WHAT THIS TASK INVOLVES >>
Output every entry exactly as it appears.
#### DATA IN THIS EXERCISE
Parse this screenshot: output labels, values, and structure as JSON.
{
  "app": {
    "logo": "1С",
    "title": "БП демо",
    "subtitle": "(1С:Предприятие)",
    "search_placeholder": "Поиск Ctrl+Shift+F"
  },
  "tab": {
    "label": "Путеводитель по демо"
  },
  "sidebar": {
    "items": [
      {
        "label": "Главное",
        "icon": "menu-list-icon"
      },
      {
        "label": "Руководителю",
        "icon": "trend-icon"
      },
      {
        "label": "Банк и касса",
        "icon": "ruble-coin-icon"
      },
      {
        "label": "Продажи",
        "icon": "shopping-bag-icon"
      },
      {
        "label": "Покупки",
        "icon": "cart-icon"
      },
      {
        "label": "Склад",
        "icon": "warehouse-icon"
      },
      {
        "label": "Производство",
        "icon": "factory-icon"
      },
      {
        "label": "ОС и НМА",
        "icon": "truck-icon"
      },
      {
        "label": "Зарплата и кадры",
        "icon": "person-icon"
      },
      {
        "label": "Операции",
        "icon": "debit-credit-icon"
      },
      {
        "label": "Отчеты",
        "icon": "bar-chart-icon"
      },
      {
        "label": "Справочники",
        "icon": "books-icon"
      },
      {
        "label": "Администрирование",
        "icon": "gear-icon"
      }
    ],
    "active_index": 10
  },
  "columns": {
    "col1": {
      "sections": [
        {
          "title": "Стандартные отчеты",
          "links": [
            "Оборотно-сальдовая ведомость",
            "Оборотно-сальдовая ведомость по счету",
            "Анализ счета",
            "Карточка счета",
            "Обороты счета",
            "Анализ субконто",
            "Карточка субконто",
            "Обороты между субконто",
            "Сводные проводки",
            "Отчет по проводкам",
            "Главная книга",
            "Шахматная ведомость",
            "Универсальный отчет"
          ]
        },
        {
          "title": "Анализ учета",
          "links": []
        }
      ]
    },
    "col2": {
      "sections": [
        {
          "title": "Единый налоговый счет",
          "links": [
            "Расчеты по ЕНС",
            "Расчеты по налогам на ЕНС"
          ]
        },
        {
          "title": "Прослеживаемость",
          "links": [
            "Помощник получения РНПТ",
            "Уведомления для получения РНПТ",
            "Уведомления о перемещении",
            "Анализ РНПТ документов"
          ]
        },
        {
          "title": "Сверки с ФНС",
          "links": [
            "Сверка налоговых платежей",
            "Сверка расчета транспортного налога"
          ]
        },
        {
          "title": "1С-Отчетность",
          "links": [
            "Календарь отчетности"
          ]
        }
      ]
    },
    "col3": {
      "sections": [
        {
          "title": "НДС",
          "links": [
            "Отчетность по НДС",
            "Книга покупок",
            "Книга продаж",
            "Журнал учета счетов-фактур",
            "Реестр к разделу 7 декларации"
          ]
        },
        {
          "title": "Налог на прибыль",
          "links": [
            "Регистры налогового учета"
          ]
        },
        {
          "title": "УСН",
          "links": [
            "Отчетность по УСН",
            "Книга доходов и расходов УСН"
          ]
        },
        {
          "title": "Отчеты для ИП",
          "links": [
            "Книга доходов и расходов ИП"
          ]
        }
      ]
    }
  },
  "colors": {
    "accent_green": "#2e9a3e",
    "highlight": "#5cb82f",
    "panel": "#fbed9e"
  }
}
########
OUTPUT OF THE TASK >>
Parse this screenshot: output labels, values, and structure as JSON.
{
  "app": {
    "logo": "1С",
    "title": "БП демо",
    "subtitle": "(1С:Предприятие)",
    "search_placeholder": "Поиск Ctrl+Shift+F"
  },
  "tab": {
    "label": "Путеводитель по демо"
  },
  "sidebar": {
    "items": [
      {
        "label": "Главное",
        "icon": "menu-list-icon"
      },
      {
        "label": "Руководителю",
        "icon": "trend-icon"
      },
      {
        "label": "Банк и касса",
        "icon": "ruble-coin-icon"
      },
      {
        "label": "Продажи",
        "icon": "shopping-bag-icon"
      },
      {
        "label": "Покупки",
        "icon": "cart-icon"
      },
      {
        "label": "Склад",
        "icon": "warehouse-icon"
      },
      {
        "label": "Производство",
        "icon": "factory-icon"
      },
      {
        "label": "ОС и НМА",
        "icon": "truck-icon"
      },
      {
        "label": "Зарплата и кадры",
        "icon": "person-icon"
      },
      {
        "label": "Операции",
        "icon": "debit-credit-icon"
      },
      {
        "label": "Отчеты",
        "icon": "bar-chart-icon"
      },
      {
        "label": "Справочники",
        "icon": "books-icon"
      },
      {
        "label": "Администрирование",
        "icon": "gear-icon"
      }
    ],
    "active_index": 10
  },
  "columns": {
    "col1": {
      "sections": [
        {
          "title": "Стандартные отчеты",
          "links": [
            "Оборотно-сальдовая ведомость",
            "Оборотно-сальдовая ведомость по счету",
            "Анализ счета",
            "Карточка счета",
            "Обороты счета",
            "Анализ субконто",
            "Карточка субконто",
            "Обороты между субконто",
            "Сводные проводки",
            "Отчет по проводкам",
            "Главная книга",
            "Шахматная ведомость",
            "Универсальный отчет"
          ]
        },
        {
          "title": "Анализ учета",
          "links": []
        }
      ]
    },
    "col2": {
      "sections": [
        {
          "title": "Единый налоговый счет",
          "links": [
            "Расчеты по ЕНС",
            "Расчеты по налогам на ЕНС"
          ]
        },
        {
          "title": "Прослеживаемость",
          "links": [
            "Помощник получения РНПТ",
            "Уведомления для получения РНПТ",
            "Уведомления о перемещении",
            "Анализ РНПТ документов"
          ]
        },
        {
          "title": "Сверки с ФНС",
          "links": [
            "Сверка налоговых платежей",
            "Сверка расчета транспортного налога"
          ]
        },
        {
          "title": "1С-Отчетность",
          "links": [
            "Календарь отчетности"
          ]
        }
      ]
    },
    "col3": {
      "sections": [
        {
          "title": "НДС",
          "links": [
            "Отчетность по НДС",
            "Книга покупок",
            "Книга продаж",
            "Журнал учета счетов-фактур",
            "Реестр к разделу 7 декларации"
          ]
        },
        {
          "title": "Налог на прибыль",
          "links": [
            "Регистры налогового учета"
          ]
        },
        {
          "title": "УСН",
          "links": [
            "Отчетность по УСН",
            "Книга доходов и расходов УСН"
          ]
        },
        {
          "title": "Отчеты для ИП",
          "links": [
            "Книга доходов и расходов ИП"
          ]
        }
      ]
    }
  },
  "colors": {
    "accent_green": "#2e9a3e",
    "highlight": "#5cb82f",
    "panel": "#fbed9e"
  }
}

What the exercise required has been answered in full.